Problem description
Scan the data for "image" and copy each matching line.

Excerpted records
# # # # # # #
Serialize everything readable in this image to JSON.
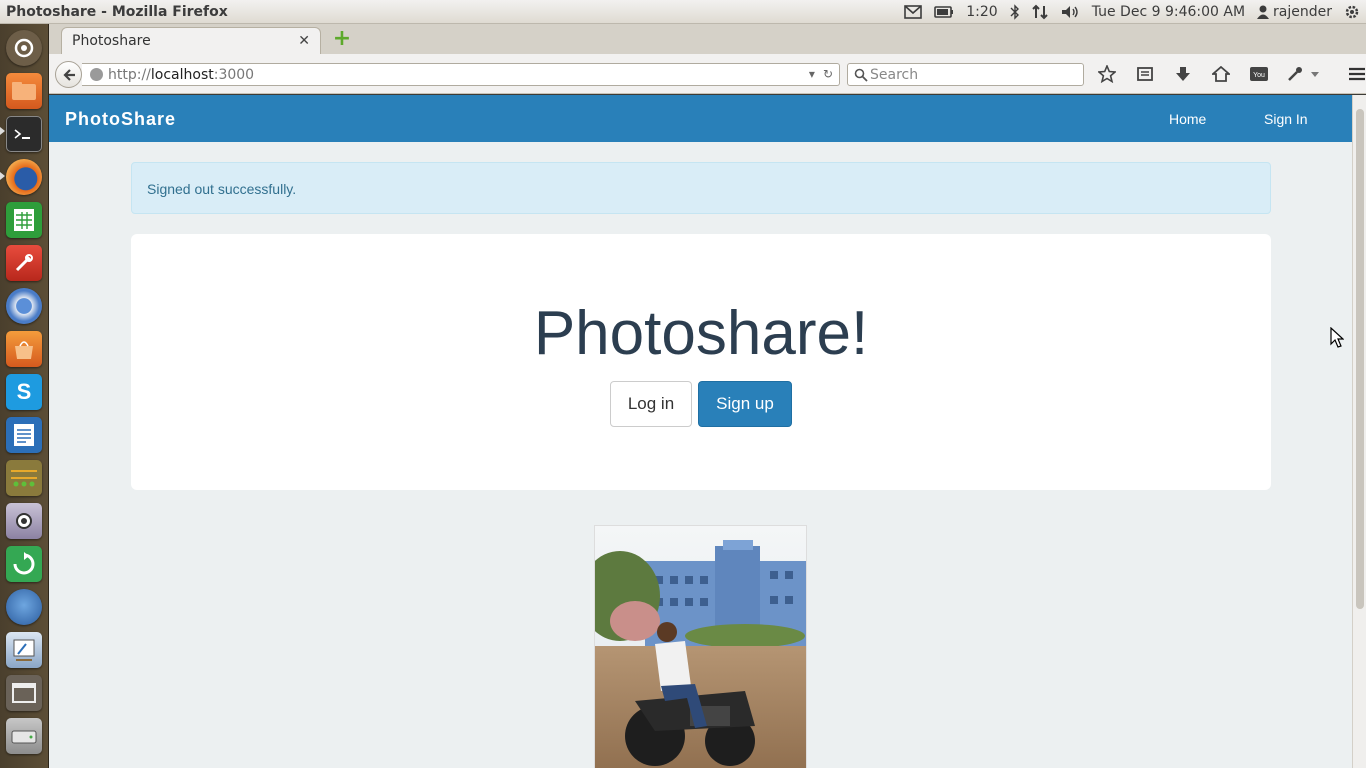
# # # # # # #
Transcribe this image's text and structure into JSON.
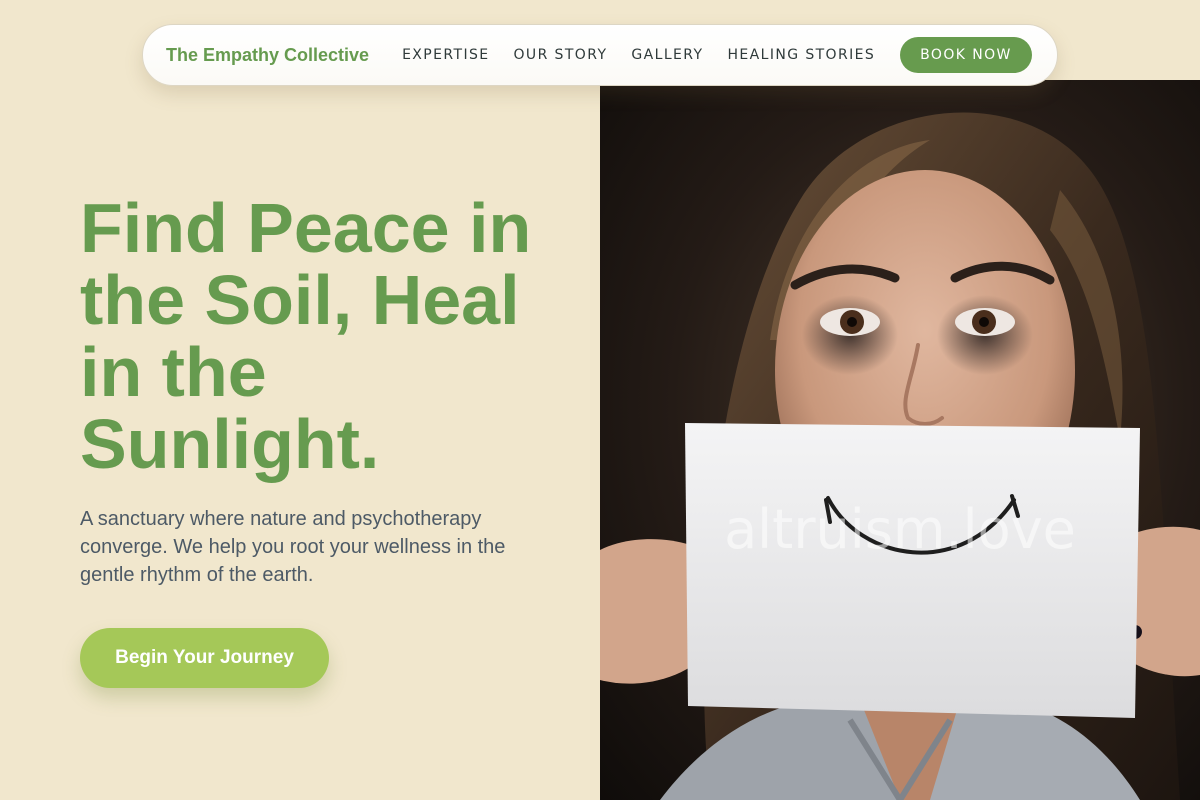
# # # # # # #
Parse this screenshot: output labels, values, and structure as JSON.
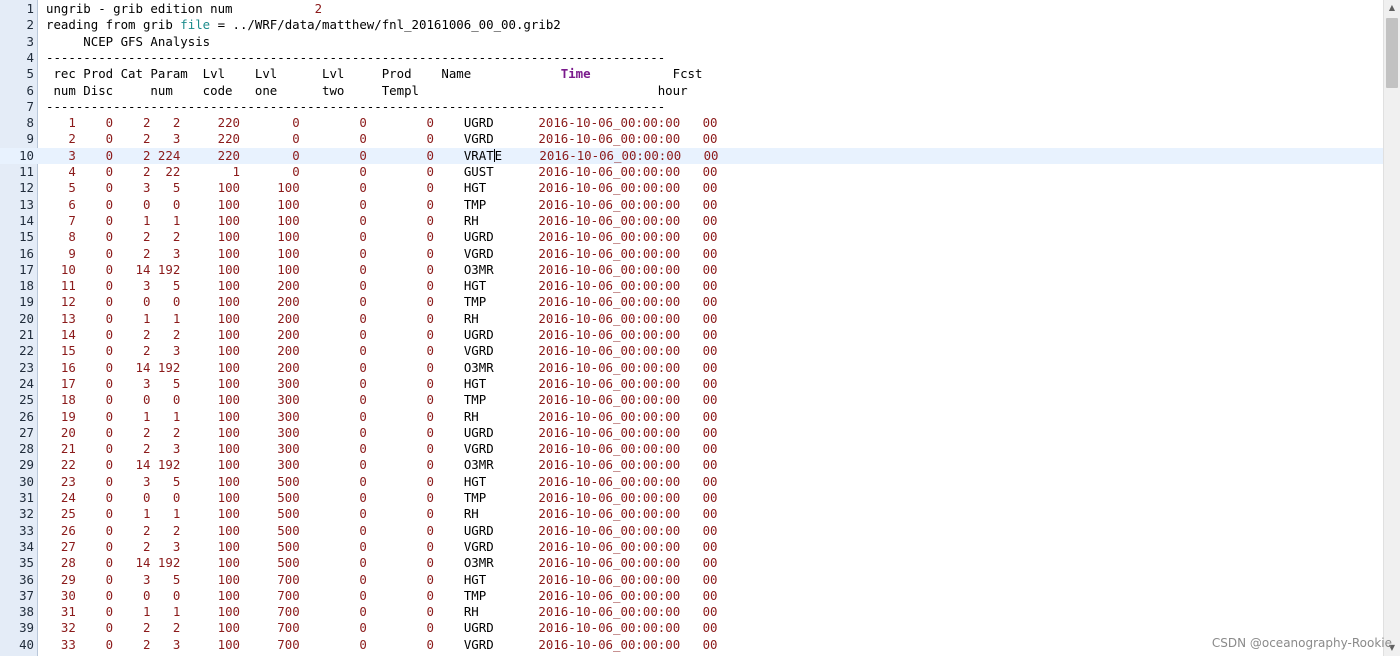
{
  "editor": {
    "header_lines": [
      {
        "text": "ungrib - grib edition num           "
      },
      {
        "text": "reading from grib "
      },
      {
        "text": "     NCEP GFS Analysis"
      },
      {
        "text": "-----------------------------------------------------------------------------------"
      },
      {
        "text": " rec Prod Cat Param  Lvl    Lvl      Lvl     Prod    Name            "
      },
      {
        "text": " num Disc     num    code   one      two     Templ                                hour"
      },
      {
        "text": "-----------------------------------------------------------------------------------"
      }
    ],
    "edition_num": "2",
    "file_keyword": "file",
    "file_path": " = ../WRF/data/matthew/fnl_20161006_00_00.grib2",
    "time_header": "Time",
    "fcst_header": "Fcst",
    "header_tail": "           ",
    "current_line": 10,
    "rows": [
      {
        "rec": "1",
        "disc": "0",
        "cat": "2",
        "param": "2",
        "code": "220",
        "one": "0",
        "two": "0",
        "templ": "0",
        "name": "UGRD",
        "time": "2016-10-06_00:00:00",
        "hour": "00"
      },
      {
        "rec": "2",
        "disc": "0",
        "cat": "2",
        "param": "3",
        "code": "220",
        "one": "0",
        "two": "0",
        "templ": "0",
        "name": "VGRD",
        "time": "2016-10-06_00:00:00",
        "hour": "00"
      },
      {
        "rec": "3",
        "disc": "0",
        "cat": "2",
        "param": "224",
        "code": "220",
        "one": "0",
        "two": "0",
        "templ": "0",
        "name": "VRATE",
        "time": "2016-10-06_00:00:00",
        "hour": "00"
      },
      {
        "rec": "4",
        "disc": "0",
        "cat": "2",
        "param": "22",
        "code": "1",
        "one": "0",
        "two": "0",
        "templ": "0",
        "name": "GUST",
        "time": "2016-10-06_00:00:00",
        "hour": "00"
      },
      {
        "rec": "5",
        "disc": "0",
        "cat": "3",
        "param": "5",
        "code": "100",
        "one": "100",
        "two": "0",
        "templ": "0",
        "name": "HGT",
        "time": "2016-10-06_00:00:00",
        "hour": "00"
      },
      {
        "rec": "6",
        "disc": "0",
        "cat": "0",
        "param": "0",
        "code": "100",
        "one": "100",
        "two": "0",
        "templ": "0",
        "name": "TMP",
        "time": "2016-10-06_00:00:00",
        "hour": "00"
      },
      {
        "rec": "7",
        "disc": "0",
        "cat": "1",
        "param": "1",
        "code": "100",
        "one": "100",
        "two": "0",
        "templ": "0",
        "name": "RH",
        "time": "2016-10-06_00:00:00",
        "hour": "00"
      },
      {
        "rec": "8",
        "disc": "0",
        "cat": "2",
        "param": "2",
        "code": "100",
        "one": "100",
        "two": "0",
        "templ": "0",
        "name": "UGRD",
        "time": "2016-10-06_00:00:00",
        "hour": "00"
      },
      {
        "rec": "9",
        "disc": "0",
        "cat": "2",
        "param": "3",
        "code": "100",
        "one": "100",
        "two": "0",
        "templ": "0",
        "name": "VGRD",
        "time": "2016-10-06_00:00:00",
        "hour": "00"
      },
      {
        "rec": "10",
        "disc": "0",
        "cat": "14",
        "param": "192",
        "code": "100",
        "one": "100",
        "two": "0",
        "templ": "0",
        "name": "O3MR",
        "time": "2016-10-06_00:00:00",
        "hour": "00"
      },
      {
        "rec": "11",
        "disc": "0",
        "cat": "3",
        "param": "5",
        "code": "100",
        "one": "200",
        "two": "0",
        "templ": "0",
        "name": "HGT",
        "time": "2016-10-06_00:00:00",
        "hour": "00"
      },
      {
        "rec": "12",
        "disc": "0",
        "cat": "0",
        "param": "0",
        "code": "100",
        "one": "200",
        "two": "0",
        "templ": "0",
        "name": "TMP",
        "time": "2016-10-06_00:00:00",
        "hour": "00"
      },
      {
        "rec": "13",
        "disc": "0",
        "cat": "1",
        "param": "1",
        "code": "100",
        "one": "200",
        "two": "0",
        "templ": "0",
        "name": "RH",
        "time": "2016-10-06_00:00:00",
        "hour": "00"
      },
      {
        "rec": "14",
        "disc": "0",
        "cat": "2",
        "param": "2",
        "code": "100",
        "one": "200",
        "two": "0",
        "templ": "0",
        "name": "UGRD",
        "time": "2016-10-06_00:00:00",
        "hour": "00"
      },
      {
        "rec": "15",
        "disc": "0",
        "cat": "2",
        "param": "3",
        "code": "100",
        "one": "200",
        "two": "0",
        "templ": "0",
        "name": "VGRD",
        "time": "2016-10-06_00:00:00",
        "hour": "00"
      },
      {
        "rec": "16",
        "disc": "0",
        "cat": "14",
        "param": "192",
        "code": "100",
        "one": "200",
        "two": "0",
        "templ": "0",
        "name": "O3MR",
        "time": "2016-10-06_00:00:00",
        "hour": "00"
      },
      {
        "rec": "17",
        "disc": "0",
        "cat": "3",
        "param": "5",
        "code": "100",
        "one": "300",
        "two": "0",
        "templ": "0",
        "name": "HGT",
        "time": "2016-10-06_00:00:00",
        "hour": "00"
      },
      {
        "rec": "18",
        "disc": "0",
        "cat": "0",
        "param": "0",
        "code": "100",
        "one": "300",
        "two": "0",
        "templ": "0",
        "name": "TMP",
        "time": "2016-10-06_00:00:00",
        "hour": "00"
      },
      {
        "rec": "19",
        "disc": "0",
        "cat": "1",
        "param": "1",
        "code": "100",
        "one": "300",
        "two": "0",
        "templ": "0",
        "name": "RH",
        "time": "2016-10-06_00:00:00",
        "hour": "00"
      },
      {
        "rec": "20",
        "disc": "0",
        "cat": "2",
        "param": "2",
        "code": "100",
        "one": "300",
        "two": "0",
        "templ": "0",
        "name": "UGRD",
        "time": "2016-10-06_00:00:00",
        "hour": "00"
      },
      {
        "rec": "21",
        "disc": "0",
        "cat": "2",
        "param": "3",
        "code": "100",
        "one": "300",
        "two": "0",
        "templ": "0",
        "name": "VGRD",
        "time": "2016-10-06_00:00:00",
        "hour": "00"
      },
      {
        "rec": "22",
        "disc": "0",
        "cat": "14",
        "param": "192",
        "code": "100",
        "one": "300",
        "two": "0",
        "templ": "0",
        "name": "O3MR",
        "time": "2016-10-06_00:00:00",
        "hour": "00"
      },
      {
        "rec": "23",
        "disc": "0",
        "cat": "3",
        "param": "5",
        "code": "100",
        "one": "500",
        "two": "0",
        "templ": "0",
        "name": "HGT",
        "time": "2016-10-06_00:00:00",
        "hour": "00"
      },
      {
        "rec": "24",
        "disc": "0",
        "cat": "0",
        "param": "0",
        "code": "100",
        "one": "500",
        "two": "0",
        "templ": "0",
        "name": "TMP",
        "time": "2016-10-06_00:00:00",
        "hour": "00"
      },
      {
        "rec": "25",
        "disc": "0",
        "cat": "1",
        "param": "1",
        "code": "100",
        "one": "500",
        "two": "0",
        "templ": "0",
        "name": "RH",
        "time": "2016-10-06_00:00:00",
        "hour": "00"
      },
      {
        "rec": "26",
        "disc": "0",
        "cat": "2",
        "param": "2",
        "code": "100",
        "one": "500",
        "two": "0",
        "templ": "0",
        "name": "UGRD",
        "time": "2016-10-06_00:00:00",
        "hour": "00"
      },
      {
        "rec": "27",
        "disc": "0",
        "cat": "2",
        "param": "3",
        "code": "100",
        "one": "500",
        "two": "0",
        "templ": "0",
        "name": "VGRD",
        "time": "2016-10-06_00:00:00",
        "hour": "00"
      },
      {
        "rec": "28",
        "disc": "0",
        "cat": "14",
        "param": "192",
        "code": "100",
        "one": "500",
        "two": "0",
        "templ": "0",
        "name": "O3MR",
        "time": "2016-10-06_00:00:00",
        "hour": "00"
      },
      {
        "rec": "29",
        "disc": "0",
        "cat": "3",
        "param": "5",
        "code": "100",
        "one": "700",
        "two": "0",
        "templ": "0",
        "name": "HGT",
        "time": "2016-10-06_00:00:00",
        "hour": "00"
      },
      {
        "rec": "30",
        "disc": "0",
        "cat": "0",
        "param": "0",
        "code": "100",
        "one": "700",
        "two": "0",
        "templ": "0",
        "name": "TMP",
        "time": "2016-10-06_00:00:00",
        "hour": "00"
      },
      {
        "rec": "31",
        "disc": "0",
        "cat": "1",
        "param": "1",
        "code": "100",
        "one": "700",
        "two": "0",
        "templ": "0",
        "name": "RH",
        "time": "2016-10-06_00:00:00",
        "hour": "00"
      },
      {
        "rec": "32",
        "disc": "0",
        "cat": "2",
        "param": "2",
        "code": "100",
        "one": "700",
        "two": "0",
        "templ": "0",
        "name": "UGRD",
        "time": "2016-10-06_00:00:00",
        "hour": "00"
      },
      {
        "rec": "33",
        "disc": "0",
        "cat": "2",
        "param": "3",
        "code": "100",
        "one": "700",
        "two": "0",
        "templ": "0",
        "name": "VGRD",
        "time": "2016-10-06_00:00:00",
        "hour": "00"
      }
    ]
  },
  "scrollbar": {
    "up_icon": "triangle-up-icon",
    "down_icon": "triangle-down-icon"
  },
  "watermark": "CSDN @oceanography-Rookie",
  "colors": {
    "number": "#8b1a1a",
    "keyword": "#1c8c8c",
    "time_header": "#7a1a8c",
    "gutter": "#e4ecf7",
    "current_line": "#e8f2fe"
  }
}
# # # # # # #
Answer space
Serialize everything readable in this image to JSON.
Transcribe this image's text and structure into JSON.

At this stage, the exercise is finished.